Revoke the license to steal
Under a system called “asset forfeiture,” law enforcement officials have the right to seize your property—your home, your car, your business—even if you have not been convicted of a crime. Despite the Fifth Amendment’s assertion that no person “be deprived of … property, without due process of law,” police may take your property without convicting or even arresting you, leaving you to prove that your property has no connection to a crime.
Most victims of forfeiture are not criminals. Nearly 80 percent of the victims of forfeiture have never been indicted of a crime. Like the 75-year-old grandmother who lost her home because her drug dealer son once lived there. Or the salesman from Florida planning to spend his vacation gambling in Las Vegas, who had more than $9,000 seized at the airport because “only drug dealers carry that much cash.”
Assume for a moment that your property was seized. To get it back, you must prove that your property was never used in a crime. The alleged criminal conduct needn’t involve you—it could have just as easily been a crime allegedly committed by the previous owner of your property, or by someone who, unbeknownst to you, used your property in a criminal endeavor.
As unbelievable as this all seems, this is now the law! What’s more astonishing is that police have the right to keep and spend assets they seize. Thus, there is little incentive for law enforcement officials to voluntarily refrain from vigorously exploiting this tool.
Our judicial system is built on the presumption of “innocent until proven guilty,” with the standard of proof being “beyond a reasonable doubt.” The legislature needs to reform the system and make it consistent with these basic presumptions. As it is now, Nevada law only requires mere “preponderance of evidence” in order for property to be seized.
One reform bill, SB 36, will soon be presented in the Nevada Legislature. The bill is not perfect. For example, the bill will not require that a person be convicted criminally before the government may seize the property involved. It will not require the government to conduct an adversarial preliminary hearing prior to seizure.
SB 36 would increase the burden of proof to “clear and convincing evidence.” It’s better, but it is far from being “beyond a reasonable doubt.” That is a good start. Property should only be seized if it is being used to facilitate criminal enterprises.
And civil asset forfeiture proceeds should be turned over to the state’s general fund for equitable distribution of the proceeds among all state agencies. The funds should not be spent by the agencies that seize it.
The ACLU of Nevada urges state legislators to overhaul the way asset seizures are handled in Nevada.
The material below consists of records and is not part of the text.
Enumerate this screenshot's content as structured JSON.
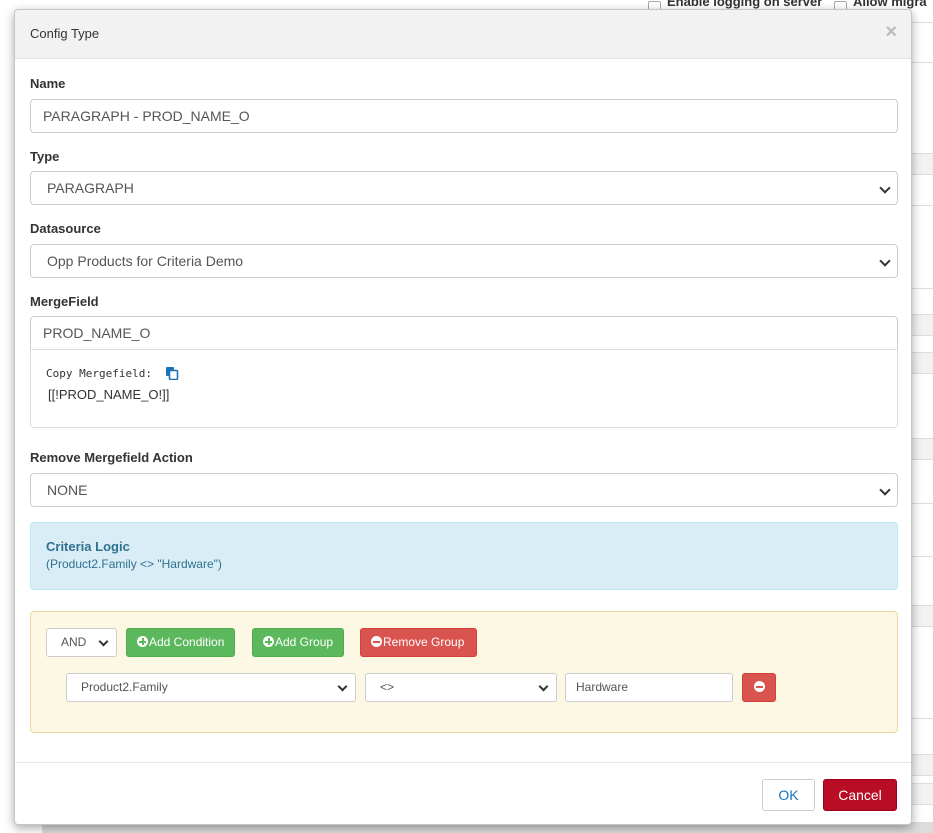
{
  "background": {
    "option_logging": "Enable logging on server",
    "option_migration": "Allow migra"
  },
  "modal": {
    "title": "Config Type",
    "close_glyph": "×"
  },
  "form": {
    "name": {
      "label": "Name",
      "value": "PARAGRAPH - PROD_NAME_O"
    },
    "type": {
      "label": "Type",
      "value": "PARAGRAPH"
    },
    "datasource": {
      "label": "Datasource",
      "value": "Opp Products for Criteria Demo"
    },
    "mergefield": {
      "label": "MergeField",
      "value": "PROD_NAME_O",
      "copy_label": "Copy Mergefield:",
      "copy_value": "[[!PROD_NAME_O!]]"
    },
    "remove_action": {
      "label": "Remove Mergefield Action",
      "value": "NONE"
    }
  },
  "criteria": {
    "title": "Criteria Logic",
    "expression": "(Product2.Family <> \"Hardware\")"
  },
  "group": {
    "operator": "AND",
    "add_condition": "Add Condition",
    "add_group": "Add Group",
    "remove_group": "Remove Group",
    "condition": {
      "field": "Product2.Family",
      "comparator": "<>",
      "value": "Hardware"
    }
  },
  "footer": {
    "ok": "OK",
    "cancel": "Cancel"
  },
  "colors": {
    "success": "#5cb85c",
    "danger": "#d9534f",
    "cancel": "#b80d24",
    "info_bg": "#d9edf7",
    "warning_bg": "#fcf8e3"
  }
}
You can help reform the civil forfeiture system by contacting your representatives. Only with a complete overhaul of the system will we fully restore fundamental rights for all Nevadans.